Magnetic resonance imaging (MRI) is a medical imaging technique that uses a magnetic field and computer-generated radio waves to create detailed images of the organs and tissues in your body. When you lie inside an MRI machine, the magnetic field temporarily realigns water molecules in your body. Radio waves cause these aligned atoms to produce faint signals, which create cross-sectional MRI images.MRIs can help evaluate joint abnormalities, disk abnormalities in the spine, bone infections, and tumors.
Before the MRI, you will change into a provided metalless outfit. You’ll need to remove any jewelry or metal prior to the scan. The duration of the procedure will vary but the average is 45 minutes to one hour per body part. You will be required to lie still during the actual MRI scanning. Depending on the body part that is being examined, you may be instructed to hold your breath for up to 30 seconds.
During the actual imaging, you will hear a loud intermittent banging noise. You will be provided with earplugs or headphones to minimize the noise during the procedure. The technologist will also provide you with an alarm button to alert the technologist of any discomfort you may experience at any point during the MRI exam.
Doesn’t use Radiation
More Detailed Images than CT Scans or X-rays
30 minutes or more per body part
Lengthy and Noisy
Slight Movement can ruin the image
May Cause Claustrophobia
Not Everyone can Have this Imaging
Nuclear Medicine Imaging
Nuclear medicine or positron emission tomography (PEM) uses radioactive substances to see structures and functions inside of your body. Before the test, you’ll swallow or receive an injection of radioactive material. You’ll then lie on a table while a special camera that detects radioactivity makes images. Most nuclear medicine imaging tests take 20-45 minutes. These scans can help doctors diagnose conditions such as cancers, injuries, infections, and show how well your heart and lungs are working.
Can Show How Body Parts Are Functioning
Earlier Detection of Problems
Checks how far Cancer has Spread
Exposure to Ionizing Radiation
Claustrophobia with Scan may Occur
Risk of Allergic Reaction to Radioactive Material
An ultrasound uses high-frequency sound waves to produce images of the organs, soft tissues, and bones of a body. These images are produced on a screen. With these images, doctors can view and receive information regarding the heart, blood vessels, bladder, kidneys, liver, and other organs. Additionally, an ultrasound monitor blood rate and levels along with abnormalities in the thyroid, kidneys, gallbladder, and heart. For women, an ultrasound can examine breast lumps o determine whether or not they are cancerous.
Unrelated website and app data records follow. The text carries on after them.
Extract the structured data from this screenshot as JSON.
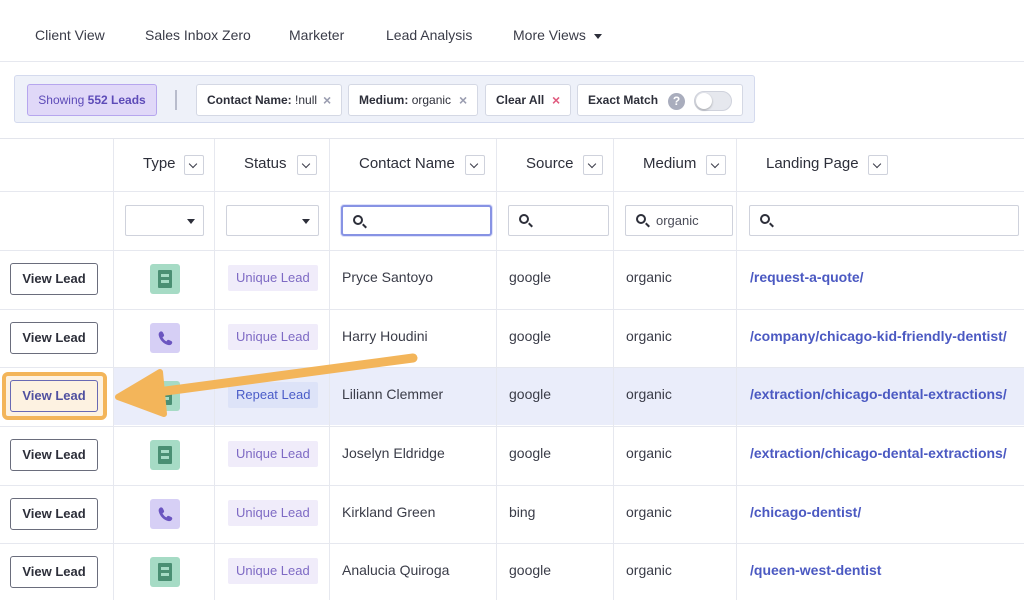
{
  "nav": {
    "tabs": [
      "Client View",
      "Sales Inbox Zero",
      "Marketer",
      "Lead Analysis",
      "More Views"
    ]
  },
  "filters": {
    "showing_prefix": "Showing",
    "showing_count": "552 Leads",
    "chips": [
      {
        "key": "Contact Name:",
        "value": "!null",
        "remove": "×"
      },
      {
        "key": "Medium:",
        "value": "organic",
        "remove": "×"
      },
      {
        "key": "Clear All",
        "value": "",
        "remove": "×"
      },
      {
        "key": "Exact Match",
        "value": "",
        "remove": ""
      }
    ],
    "help": "?",
    "exact_match_on": false
  },
  "table": {
    "columns": [
      "Type",
      "Status",
      "Contact Name",
      "Source",
      "Medium",
      "Landing Page"
    ],
    "column_filters": {
      "medium_value": "organic"
    },
    "view_button_label": "View Lead",
    "rows": [
      {
        "type": "form",
        "status": "Unique Lead",
        "contact": "Pryce Santoyo",
        "source": "google",
        "medium": "organic",
        "landing": "/request-a-quote/"
      },
      {
        "type": "phone",
        "status": "Unique Lead",
        "contact": "Harry Houdini",
        "source": "google",
        "medium": "organic",
        "landing": "/company/chicago-kid-friendly-dentist/"
      },
      {
        "type": "form",
        "status": "Repeat Lead",
        "contact": "Liliann Clemmer",
        "source": "google",
        "medium": "organic",
        "landing": "/extraction/chicago-dental-extractions/"
      },
      {
        "type": "form",
        "status": "Unique Lead",
        "contact": "Joselyn Eldridge",
        "source": "google",
        "medium": "organic",
        "landing": "/extraction/chicago-dental-extractions/"
      },
      {
        "type": "phone",
        "status": "Unique Lead",
        "contact": "Kirkland Green",
        "source": "bing",
        "medium": "organic",
        "landing": "/chicago-dentist/"
      },
      {
        "type": "form",
        "status": "Unique Lead",
        "contact": "Analucia Quiroga",
        "source": "google",
        "medium": "organic",
        "landing": "/queen-west-dentist"
      }
    ],
    "highlighted_row": 2
  },
  "colors": {
    "accent": "#4b59c2",
    "highlight_row": "#eaedfa",
    "callout": "#f3b55a"
  }
}
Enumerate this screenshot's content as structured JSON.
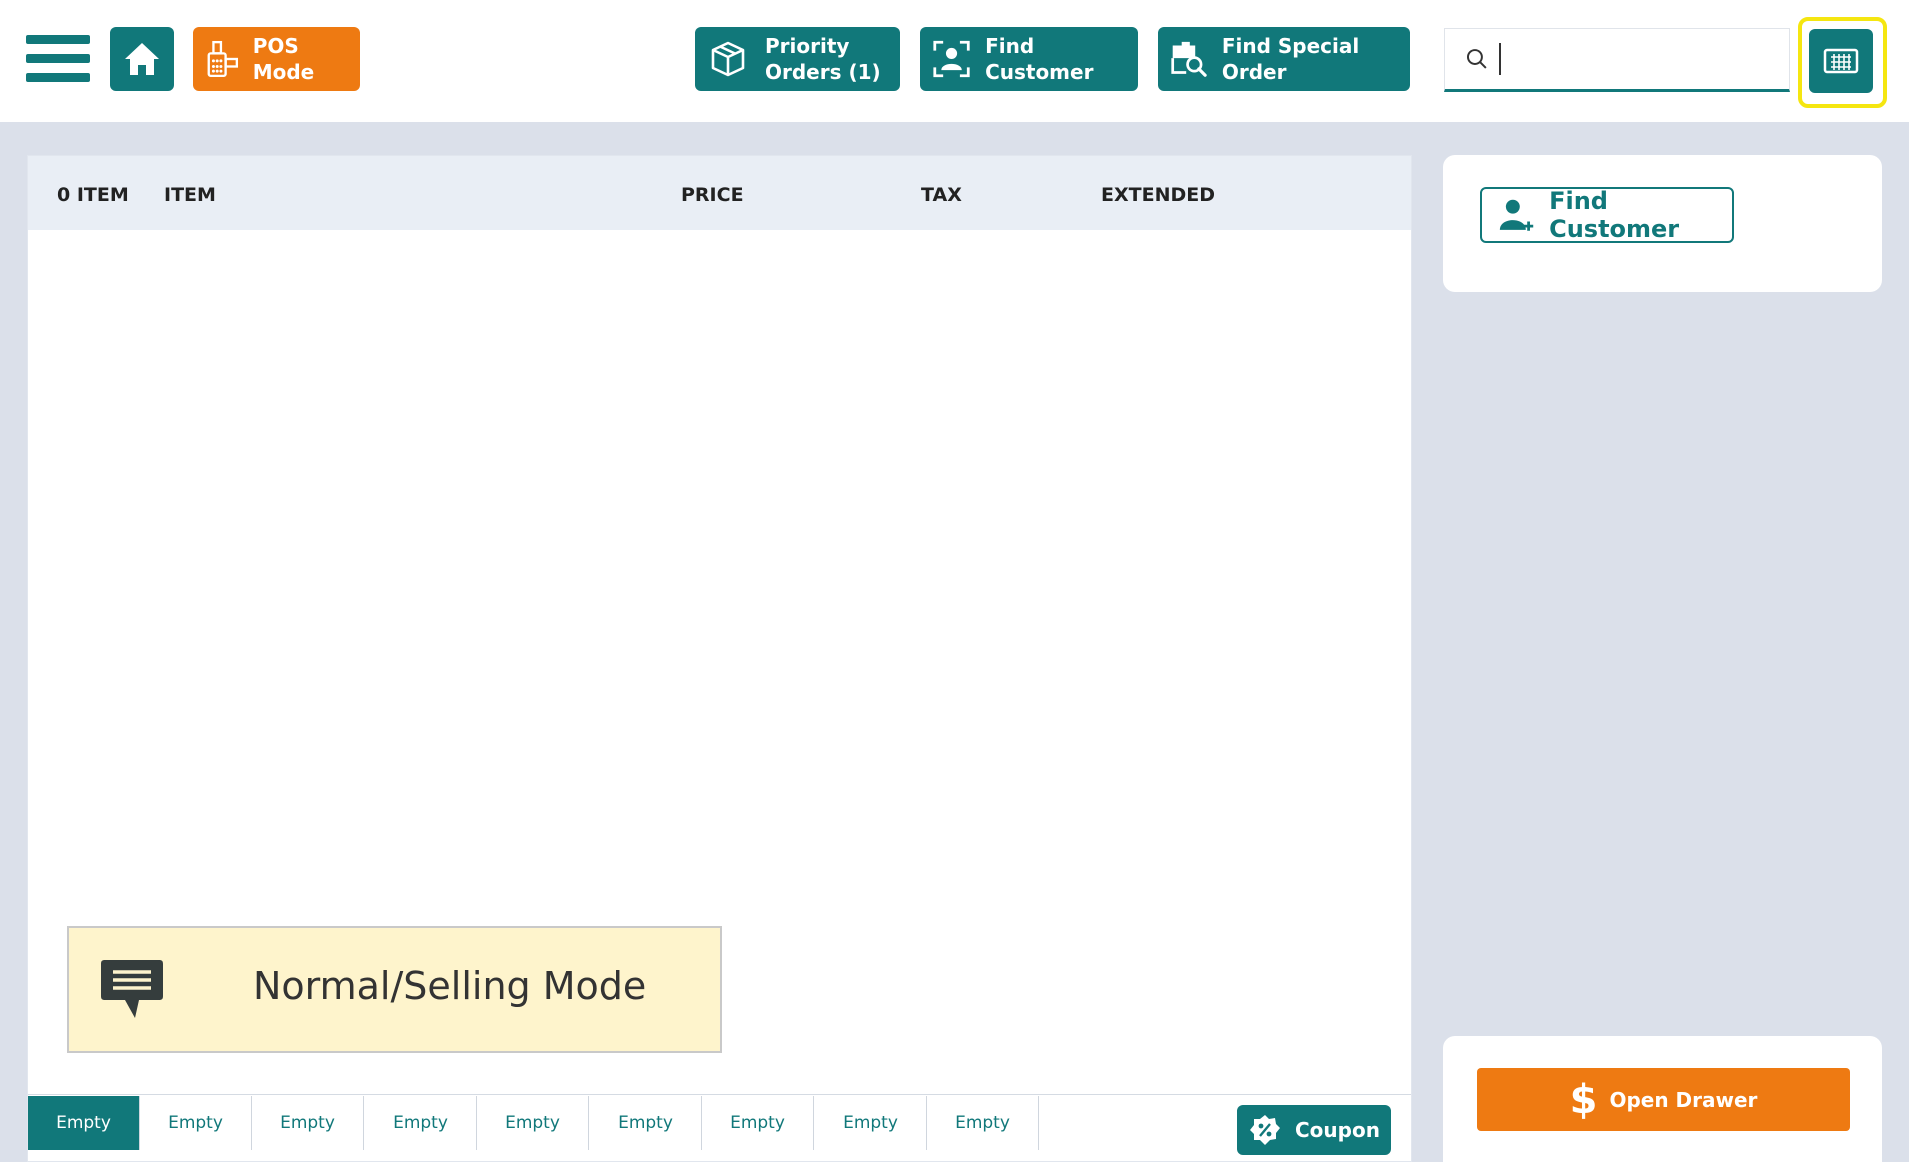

For men, an ultrasound can diagnose disorders of the prostate gland.
Doesn’t use Radiation
No Injections Required
30-60 Minute Test
Quality of the Image Depends on the Skill
Air and Calcified areas of the body can affect the Image
Use of a Probe is Require for the Esophagus, Rectum or Vagina
You may need to fast or have a full bladder
CT Scan $300-$6750
The average cost in the U.S. is $3,275
X-ray $55- $410 without insurance $100-$1000
On average, X-rays cost $260-$460.
In ultrasound facilities, the average cost is $99-$300 while ultrasounds at the hospital may run $200-$1000.
The average cost of an MRI in the U.S. is $2,611.
How do I Pay for it?
If your injuries are from a car accident, pedestrian accident, or other accident involving automobiles, the at-fault party’s insurance will be responsible for offering a settlement to cover the cost of reasonable and necessary medical procedures and care.
Questions to Ask Your Doctor Before Imaging:
How will this test benefit me?
What are the risks?
What happens if I don’t choose to have imaging done?
How much will it cost?
Will I need to do anything to prepare for this test?
Were you or someone you know involved in a recent auto accident? Call Auto Accident Care Network now at 801-683-1948 to be connected with a live care advocate. Our team at AACN can connect you to trusted attorneys and doctors to schedule a free legal consultation, a free thirty-minute massage, and a no-cost medical exam!